By Carlos Camacho
CARACAS -- A set of new and polemical economic measures announced Friday night by embattled head of state Nicolas Maduro was met with calls for a nation-wide 24 hour general labor stoppage for Tuesday August 21st, in addition to closed shops and mass confusion & concern over the weekend.
The fact that Maduro couldn’t -- or refused to -- explain the new measures didn’t help assuage Venezuelans’ nerves. At one point Maduro (who admitted he was nursing a bad cold and stopped several times to blow his nose), closed his eyes, clutched his hand into a fist and said: “We need to think, we need to thiiinnnkkk!!!” about ways to overcome the Venezuelan crisis.
One thing is certain: Maduro’s “Paquetazo rojo” (roughly, Red Package of measures) unified the once fractured Venezuelan opposition against it. Almost all of the parties who oppose him took part in Sunday morning’s announcement of Tuesday’s stoppage.

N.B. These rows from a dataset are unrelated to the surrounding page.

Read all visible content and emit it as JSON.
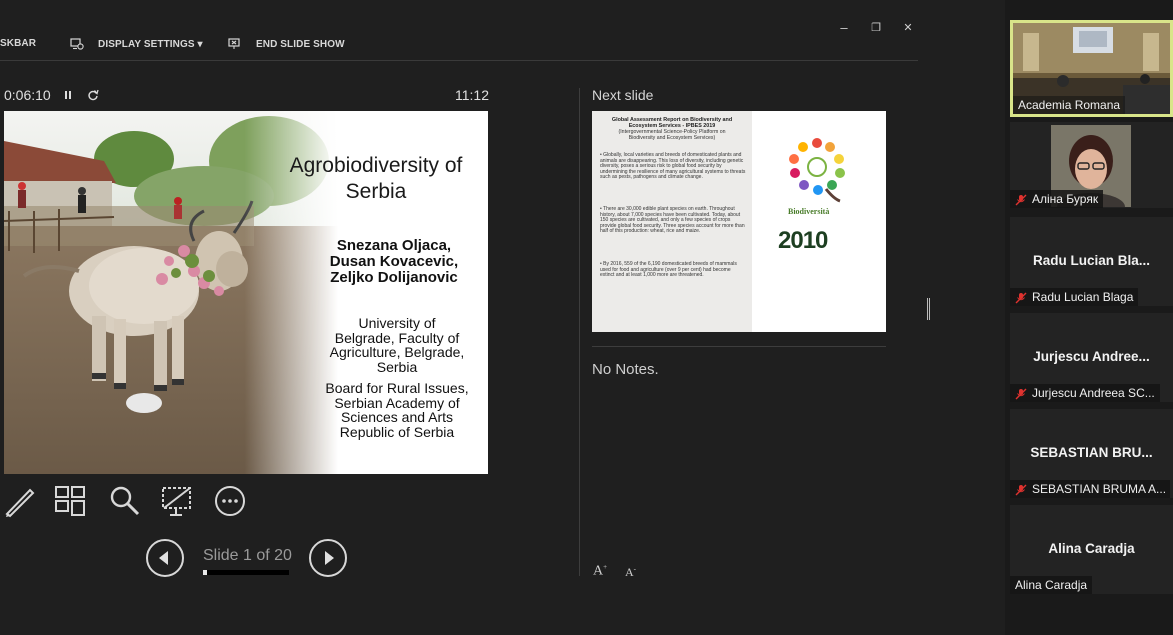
{
  "toolbar": {
    "taskbar_label": "SKBAR",
    "display_settings_label": "DISPLAY SETTINGS ▾",
    "end_slide_show_label": "END SLIDE SHOW"
  },
  "window_controls": {
    "minimize": "–",
    "restore": "❐",
    "close": "✕"
  },
  "presenter": {
    "elapsed_time": "0:06:10",
    "clock": "11:12",
    "current_slide": {
      "title": "Agrobiodiversity of Serbia",
      "authors": "Snezana Oljaca,\nDusan Kovacevic,\nZeljko Dolijanovic",
      "affiliation_1": "University of\nBelgrade, Faculty of\nAgriculture, Belgrade,\nSerbia",
      "affiliation_2": "Board for Rural Issues,\nSerbian Academy of\nSciences and Arts\nRepublic of Serbia"
    },
    "slide_counter": "Slide 1 of 20",
    "progress_fraction": 0.05,
    "next_slide_label": "Next slide",
    "next_slide": {
      "title": "Global Assessment Report on Biodiversity and\nEcosystem Services - IPBES 2019",
      "subtitle": "(Intergovernmental Science-Policy Platform on\nBiodiversity and Ecosystem Services)",
      "bullet_1": "• Globally, local varieties and breeds of domesticated plants and animals are disappearing. This loss of diversity, including genetic diversity, poses a serious risk to global food security by undermining the resilience of many agricultural systems to threats such as pests, pathogens and climate change.",
      "bullet_2": "• There are 30,000 edible plant species on earth. Throughout history, about 7,000 species have been cultivated. Today, about 150 species are cultivated, and only a few species of crops provide global food security. Three species account for more than half of this production: wheat, rice and maize.",
      "bullet_3": "• By 2016, 559 of the 6,190 domesticated breeds of mammals used for food and agriculture (over 9 per cent) had become extinct and at least 1,000 more are threatened.",
      "logo_text": "Biodiversità",
      "logo_2010": "2010"
    },
    "notes": "No Notes.",
    "font_increase": "A",
    "font_decrease": "A"
  },
  "gallery": {
    "colors": {
      "active_border": "#d9e58a",
      "mute_red": "#e0322f"
    },
    "participants": [
      {
        "label": "Academia Romana",
        "big_name": "",
        "muted": false,
        "video": "room"
      },
      {
        "label": "Аліна Буряк",
        "big_name": "",
        "muted": true,
        "video": "face"
      },
      {
        "label": "Radu Lucian Blaga",
        "big_name": "Radu Lucian Bla...",
        "muted": true,
        "video": ""
      },
      {
        "label": "Jurjescu Andreea SC...",
        "big_name": "Jurjescu Andree...",
        "muted": true,
        "video": ""
      },
      {
        "label": "SEBASTIAN BRUMA A...",
        "big_name": "SEBASTIAN BRU...",
        "muted": true,
        "video": ""
      },
      {
        "label": "Alina Caradja",
        "big_name": "Alina Caradja",
        "muted": false,
        "video": ""
      }
    ]
  }
}
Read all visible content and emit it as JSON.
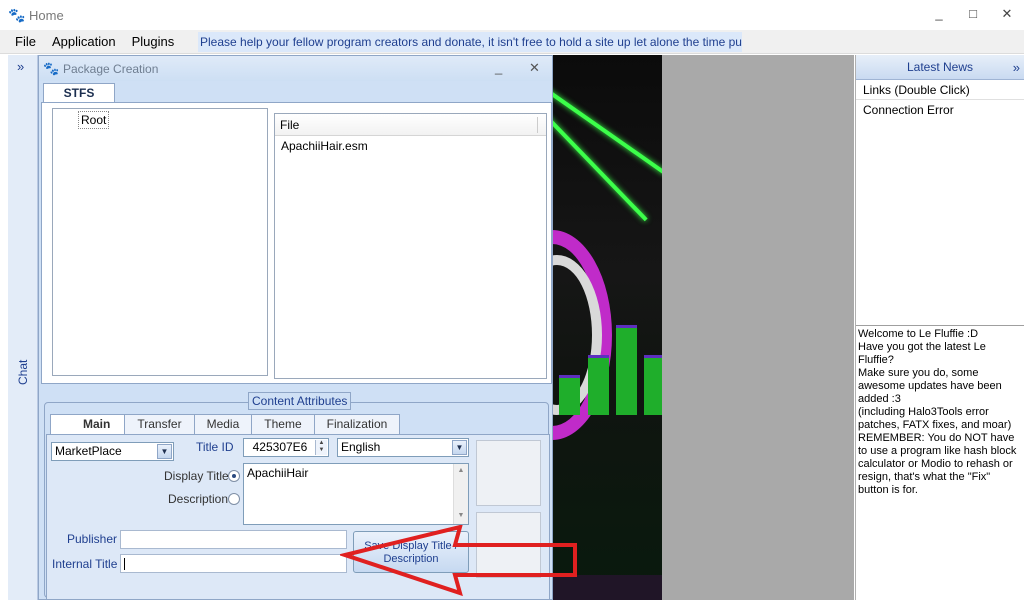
{
  "window": {
    "title": "Home",
    "icon": "paw-icon",
    "controls": [
      "_",
      "□",
      "✕"
    ]
  },
  "menu": {
    "items": [
      "File",
      "Application",
      "Plugins"
    ],
    "donate_text": "Please help your fellow program creators and donate, it isn't free to hold a site up let alone the time put into this"
  },
  "chat": {
    "label": "Chat",
    "toggle": "»"
  },
  "news": {
    "title": "Latest News",
    "toggle": "»",
    "items": [
      "Links (Double Click)",
      "Connection Error"
    ],
    "welcome": "Welcome to Le Fluffie :D\nHave you got the latest Le Fluffie?\nMake sure you do, some awesome updates have been added :3\n(including Halo3Tools error patches, FATX fixes, and moar)\nREMEMBER: You do NOT have to use a program like hash block calculator or Modio to rehash or resign, that's what the \"Fix\" button is for."
  },
  "dialog": {
    "title": "Package Creation",
    "controls": [
      "_",
      "✕"
    ],
    "tab": "STFS",
    "tree_root": "Root",
    "file_header": "File",
    "files": [
      "ApachiiHair.esm"
    ],
    "content_attributes": {
      "label": "Content Attributes",
      "tabs": [
        "Main",
        "Transfer",
        "Media",
        "Theme",
        "Finalization"
      ],
      "active_tab": "Main",
      "content_type": "MarketPlace",
      "title_id_label": "Title ID",
      "title_id": "425307E6",
      "language": "English",
      "display_title_label": "Display Title",
      "description_label": "Description",
      "display_title_value": "ApachiiHair",
      "publisher_label": "Publisher",
      "publisher_value": "",
      "internal_title_label": "Internal Title",
      "internal_title_value": "",
      "save_button": "Save Display Title / Description"
    }
  },
  "colors": {
    "accent_blue": "#1f3f8f",
    "dialog_bg": "#cfe0f5",
    "laser_green": "#3cff4a",
    "arrow_red": "#e02020"
  }
}
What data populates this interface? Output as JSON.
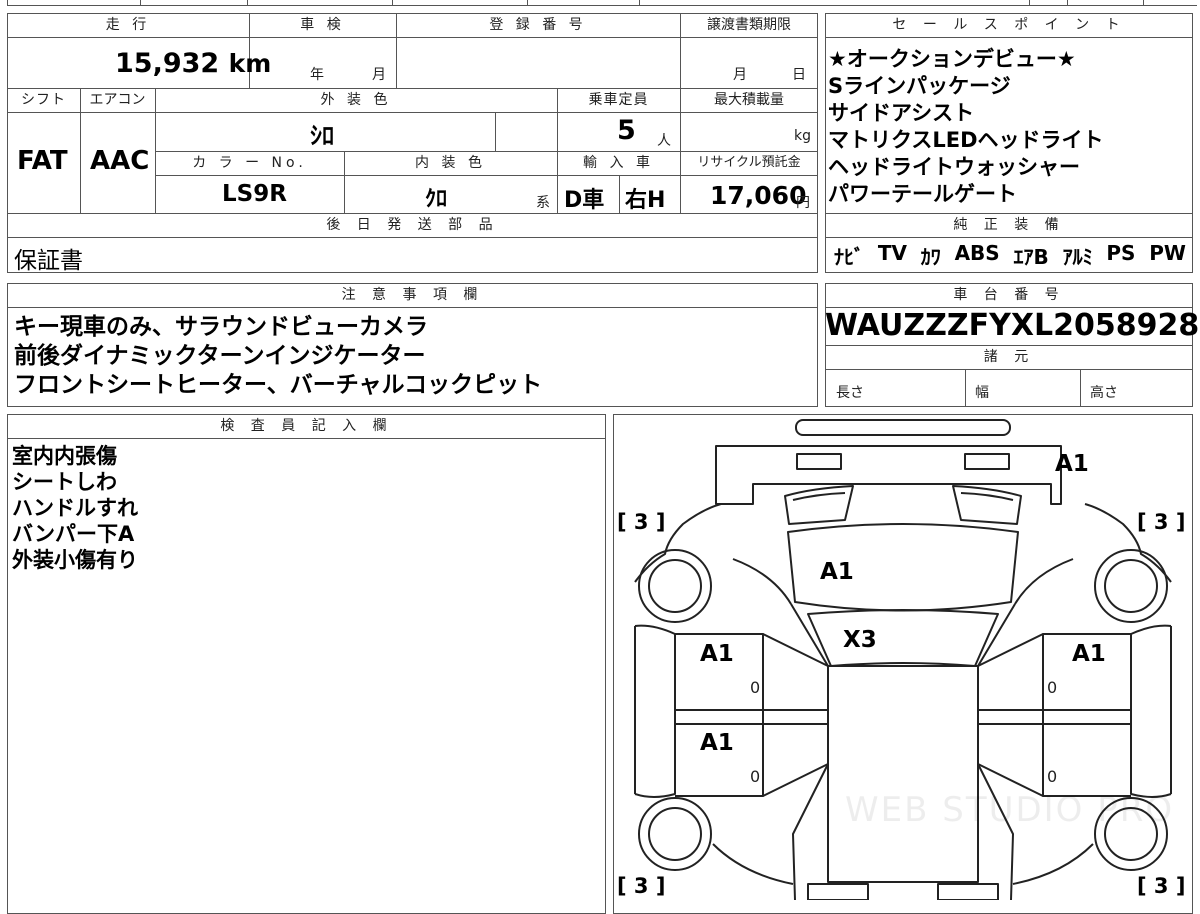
{
  "vehicle": {
    "mileage_label": "走 行",
    "mileage_value": "15,932",
    "mileage_unit": "km",
    "inspection_label": "車 検",
    "inspection_year": "年",
    "inspection_month": "月",
    "registration_label": "登 録 番 号",
    "transfer_label": "譲渡書類期限",
    "transfer_month": "月",
    "transfer_day": "日",
    "shift_label": "シフト",
    "shift_value": "FAT",
    "ac_label": "エアコン",
    "ac_value": "AAC",
    "exterior_label": "外 装 色",
    "exterior_value": "ｼﾛ",
    "color_no_label": "カ ラ ー No.",
    "color_no_value": "LS9R",
    "interior_label": "内 装 色",
    "interior_value": "ｸﾛ",
    "interior_suffix": "系",
    "capacity_label": "乗車定員",
    "capacity_value": "5",
    "capacity_unit": "人",
    "load_label": "最大積載量",
    "load_unit": "kg",
    "import_label": "輸 入 車",
    "import_value": "D車",
    "steering_value": "右H",
    "recycle_label": "リサイクル預託金",
    "recycle_value": "17,060",
    "recycle_unit": "円"
  },
  "later_parts": {
    "header": "後 日 発 送 部 品",
    "content": "保証書"
  },
  "sales_points": {
    "header": "セ ー ル ス ポ イ ン ト",
    "lines": [
      "★オークションデビュー★",
      "Sラインパッケージ",
      "サイドアシスト",
      "マトリクスLEDヘッドライト",
      "ヘッドライトウォッシャー",
      "パワーテールゲート"
    ]
  },
  "equipment": {
    "header": "純 正 装 備",
    "items": [
      "ﾅﾋﾞ",
      "TV",
      "ｶﾜ",
      "ABS",
      "ｴｱB",
      "ｱﾙﾐ",
      "PS",
      "PW"
    ]
  },
  "notes": {
    "header": "注 意 事 項 欄",
    "lines": [
      "キー現車のみ、サラウンドビューカメラ",
      "前後ダイナミックターンインジケーター",
      "フロントシートヒーター、バーチャルコックピット"
    ]
  },
  "chassis": {
    "header": "車 台 番 号",
    "value": "WAUZZZFYXL2058928",
    "specs_header": "諸 元",
    "length_label": "長さ",
    "width_label": "幅",
    "height_label": "高さ"
  },
  "inspector": {
    "header": "検 査 員 記 入 欄",
    "lines": [
      "室内内張傷",
      "シートしわ",
      "ハンドルすれ",
      "バンパー下A",
      "外装小傷有り"
    ]
  },
  "diagram": {
    "tire_marks": [
      "[ 3 ]",
      "[ 3 ]",
      "[ 3 ]",
      "[ 3 ]"
    ],
    "marks": [
      "A1",
      "A1",
      "X3",
      "A1",
      "A1",
      "A1"
    ],
    "zeros": [
      "0",
      "0",
      "0",
      "0"
    ],
    "watermark": "WEB STUDIO PRO"
  }
}
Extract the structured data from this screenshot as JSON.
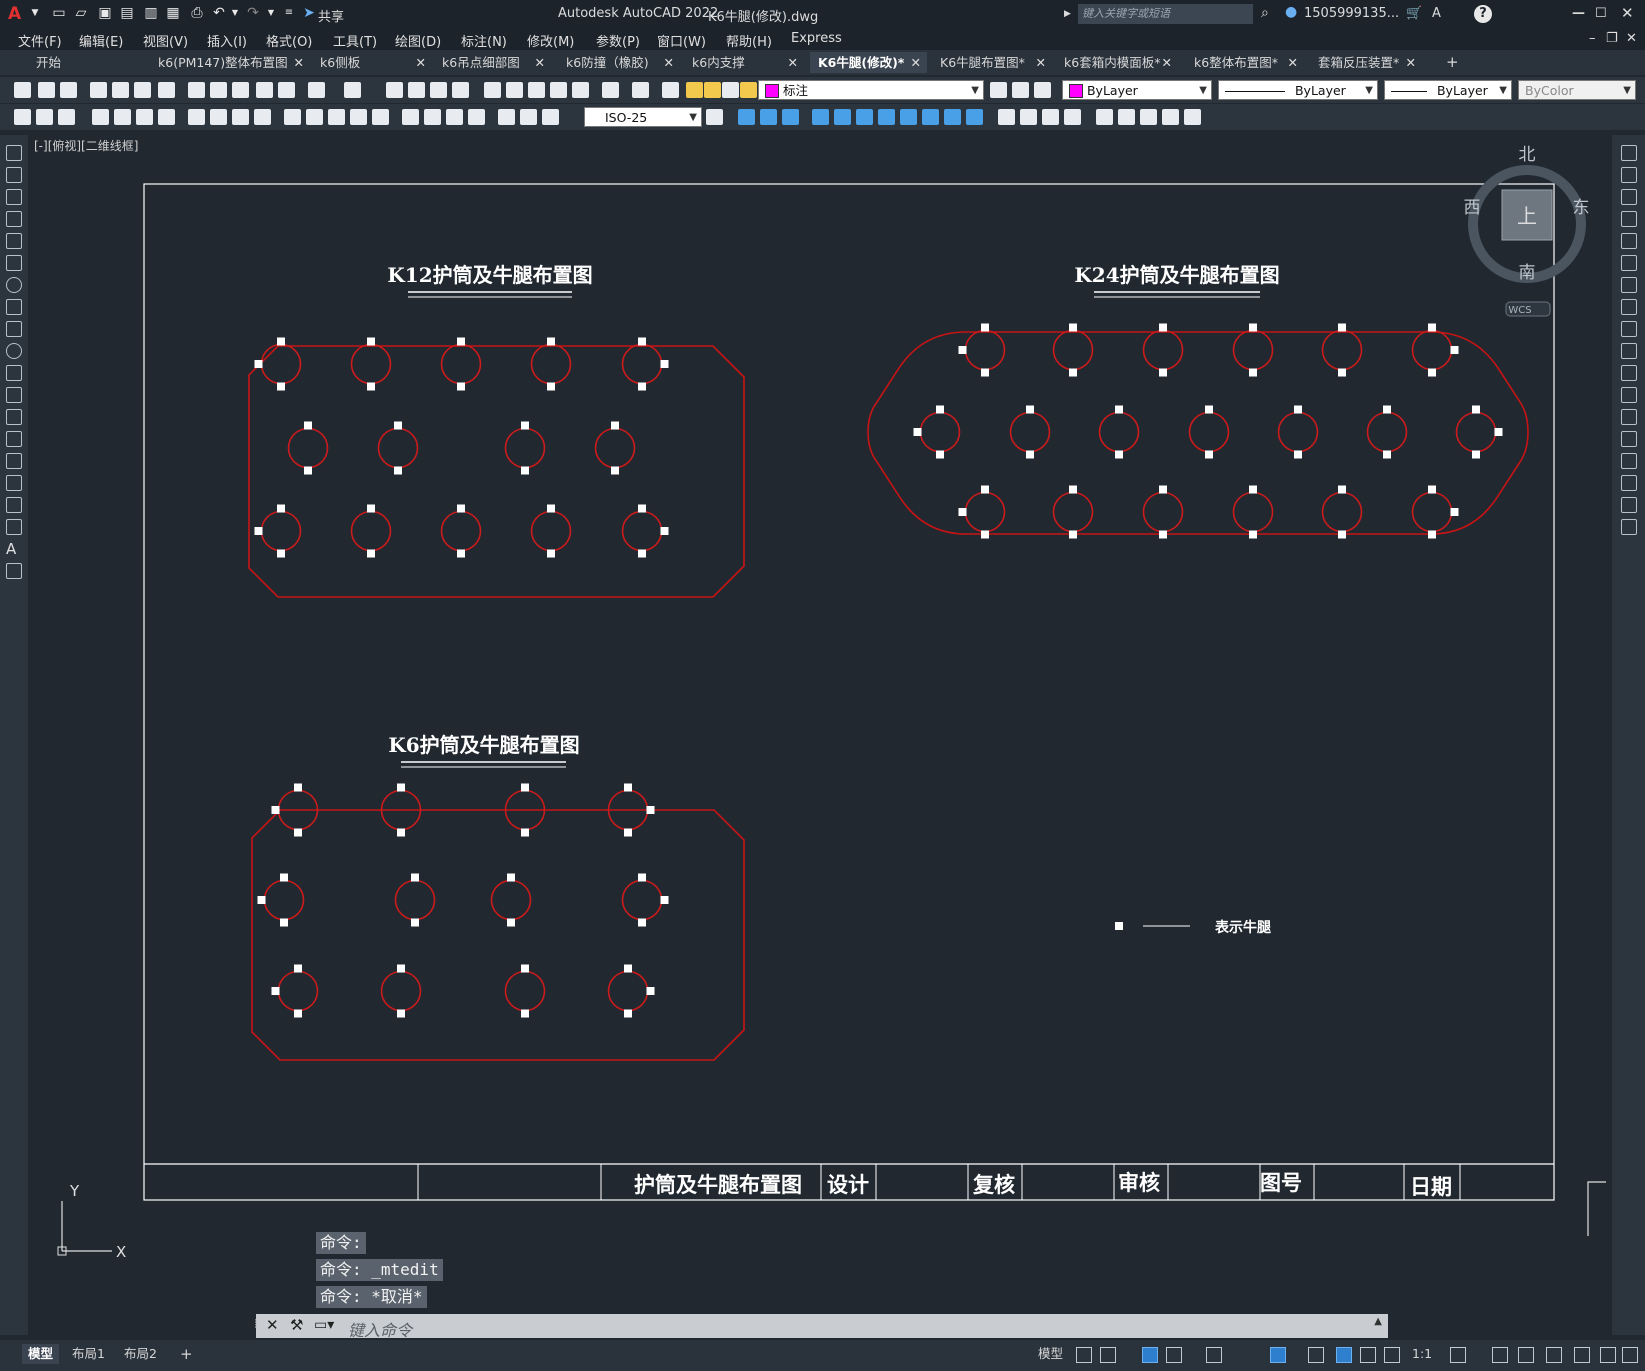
{
  "app": {
    "title": "Autodesk AutoCAD 2022",
    "filename": "K6牛腿(修改).dwg",
    "logo": "A",
    "share_label": "共享",
    "search_placeholder": "键入关键字或短语",
    "user": "1505999135...",
    "help": "?"
  },
  "menu": [
    "文件(F)",
    "编辑(E)",
    "视图(V)",
    "插入(I)",
    "格式(O)",
    "工具(T)",
    "绘图(D)",
    "标注(N)",
    "修改(M)",
    "参数(P)",
    "窗口(W)",
    "帮助(H)",
    "Express"
  ],
  "tabs": [
    {
      "label": "开始",
      "active": false
    },
    {
      "label": "k6(PM147)整体布置图",
      "active": false
    },
    {
      "label": "k6侧板",
      "active": false
    },
    {
      "label": "k6吊点细部图",
      "active": false
    },
    {
      "label": "k6防撞（橡胶)",
      "active": false
    },
    {
      "label": "k6内支撑",
      "active": false
    },
    {
      "label": "K6牛腿(修改)*",
      "active": true
    },
    {
      "label": "K6牛腿布置图*",
      "active": false
    },
    {
      "label": "k6套箱内模面板*",
      "active": false
    },
    {
      "label": "k6整体布置图*",
      "active": false
    },
    {
      "label": "套箱反压装置*",
      "active": false
    }
  ],
  "properties": {
    "layer": "标注",
    "color": "ByLayer",
    "linetype": "ByLayer",
    "lineweight": "ByLayer",
    "plotstyle": "ByColor",
    "dimstyle": "ISO-25",
    "layer_color": "#ff00ff"
  },
  "viewport_label": "[-][俯视][二维线框]",
  "viewcube": {
    "top": "上",
    "north": "北",
    "south": "南",
    "east": "东",
    "west": "西",
    "wcs": "WCS"
  },
  "drawings": {
    "k12_title": "K12护筒及牛腿布置图",
    "k24_title": "K24护筒及牛腿布置图",
    "k6_title": "K6护筒及牛腿布置图"
  },
  "legend": {
    "text": "表示牛腿"
  },
  "titleblock": {
    "name": "护筒及牛腿布置图",
    "design": "设计",
    "check": "复核",
    "review": "审核",
    "drawing_no": "图号",
    "date": "日期"
  },
  "ucs": {
    "x": "X",
    "y": "Y"
  },
  "command": {
    "history": [
      "命令:",
      "命令: _mtedit",
      "命令: *取消*"
    ],
    "placeholder": "键入命令"
  },
  "layout_tabs": [
    "模型",
    "布局1",
    "布局2"
  ],
  "status": {
    "model": "模型",
    "scale": "1:1"
  },
  "colors": {
    "circle": "#cc1b1b",
    "outline": "#c81414",
    "marker": "#ffffff",
    "background": "#212830"
  }
}
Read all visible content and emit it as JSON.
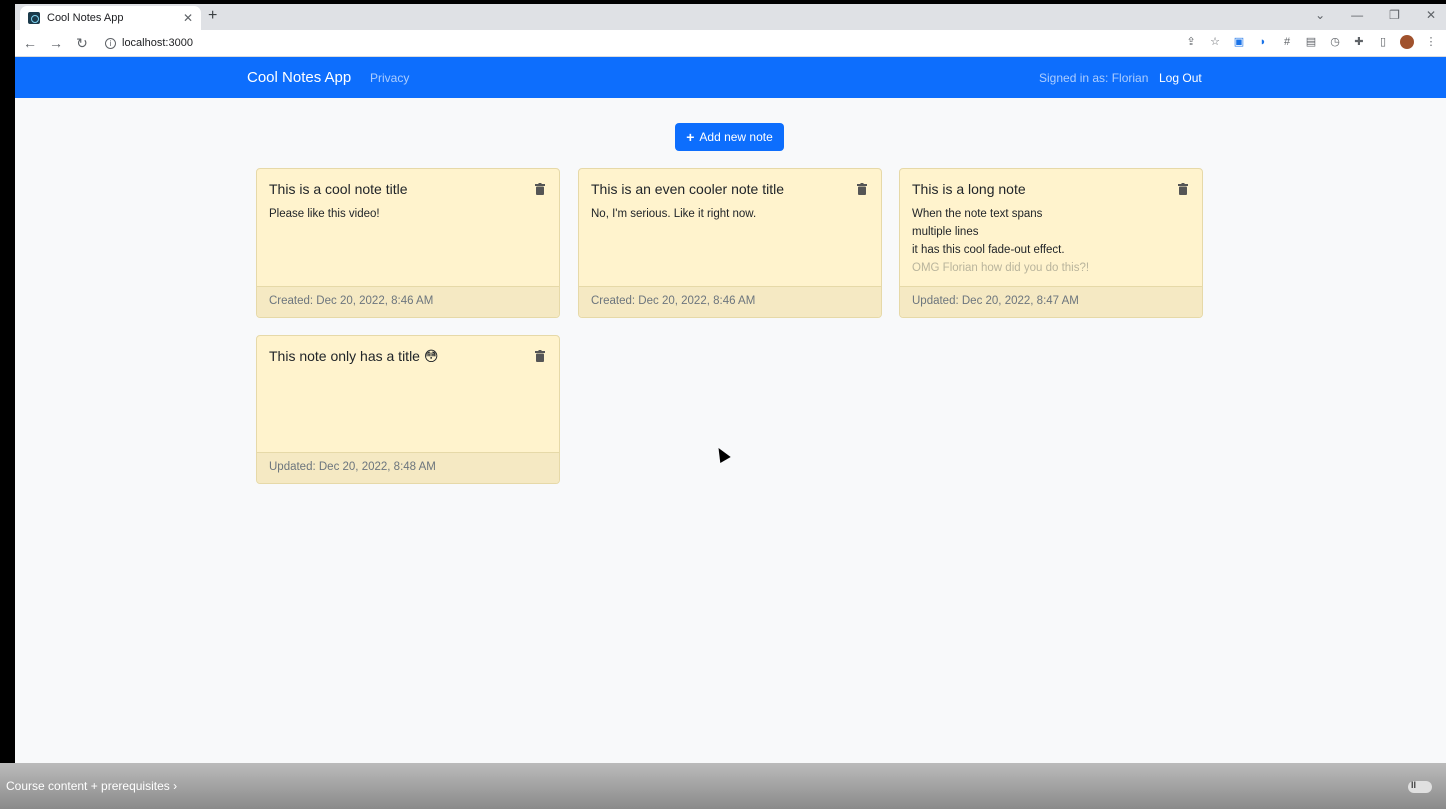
{
  "browser": {
    "tab_title": "Cool Notes App",
    "tab_close": "✕",
    "new_tab": "+",
    "address": "localhost:3000",
    "icons": [
      "back-icon",
      "forward-icon",
      "reload-icon",
      "info-icon",
      "share-icon",
      "star-icon",
      "extension-icons",
      "profile-avatar",
      "menu-icon"
    ]
  },
  "navbar": {
    "brand": "Cool Notes App",
    "privacy": "Privacy",
    "signed_in": "Signed in as: Florian",
    "logout": "Log Out",
    "color": "#0d6efd"
  },
  "actions": {
    "add_note": "Add new note"
  },
  "notes": [
    {
      "title": "This is a cool note title",
      "text": "Please like this video!",
      "footer": "Created: Dec 20, 2022, 8:46 AM"
    },
    {
      "title": "This is an even cooler note title",
      "text": "No, I'm serious. Like it right now.",
      "footer": "Created: Dec 20, 2022, 8:46 AM"
    },
    {
      "title": "This is a long note",
      "text": "When the note text spans\nmultiple lines\nit has this cool fade-out effect.",
      "text_faded": "OMG Florian how did you do this?!",
      "footer": "Updated: Dec 20, 2022, 8:47 AM"
    },
    {
      "title": "This note only has a title 😳",
      "text": "",
      "footer": "Updated: Dec 20, 2022, 8:48 AM"
    }
  ],
  "colors": {
    "card_bg": "#fff3cd",
    "card_footer_bg": "#f5e9c3",
    "page_bg": "#f8f9fa"
  },
  "video_overlay": {
    "course_link": "Course content + prerequisites"
  }
}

And this is only “the first day of national protest and national stoppage” against the head of state and his rule, spokesman Andres Velasquez, a former Bolivar state governor and union leader, promised.
Maduro devalued the currency, again, by 96%, to Bs 6 million to the US dollar, just days before a reconversion that is to slash five zeroes from the Bolivar: now those Bs 6 million that can get you one US dollar will be just 6 Bolivares Soberanos, the new denomination for the Venezuelan currency. Maduro also hiked the minimum wage for the 24th time since 2013, a move rejected by analysts, saying it will just promote the hyperinflation Venezuela has been experiencing since October 2017 and which is expected to clock in at 1 million per cent by year’s end, according to the International Monetary Fund.
The embattled head of state again threatened to hike the price of the cheapest gasoline prices, a move that is drawing comparisons to the increase in the price of fuels that triggered the 1989 riots known as “El Caracazo”, but refused to say when or by how much was the increase going to be implemented.
A pizza parlor owner in Chacao, a formerly wealthy municipality in the capital city of Caracas, was fighting off beggars and thinking about how he was going to pay the new minimum wage of Bs 180 million, 36 times bigger than the current monthly salary of Bs 5 million. “You know what I feel like? I feel like I should just take off running,” the worried small business owner told a journalist Saturday night, his place the only business open in the whole of the Francisco de Miranda avenue Saturday night.
In journalistic circles, the rumor began spreading Sunday that Maduro’s planners meant to hike the minimum wage by “only” 300%, to Bs 18 million, and that he either misunderstood the figure -- Maduro only has two years of high school and present Venezuelan economic figures defy the acumen of even seasoned economists -- misread it or changed it at the last minute on a whim.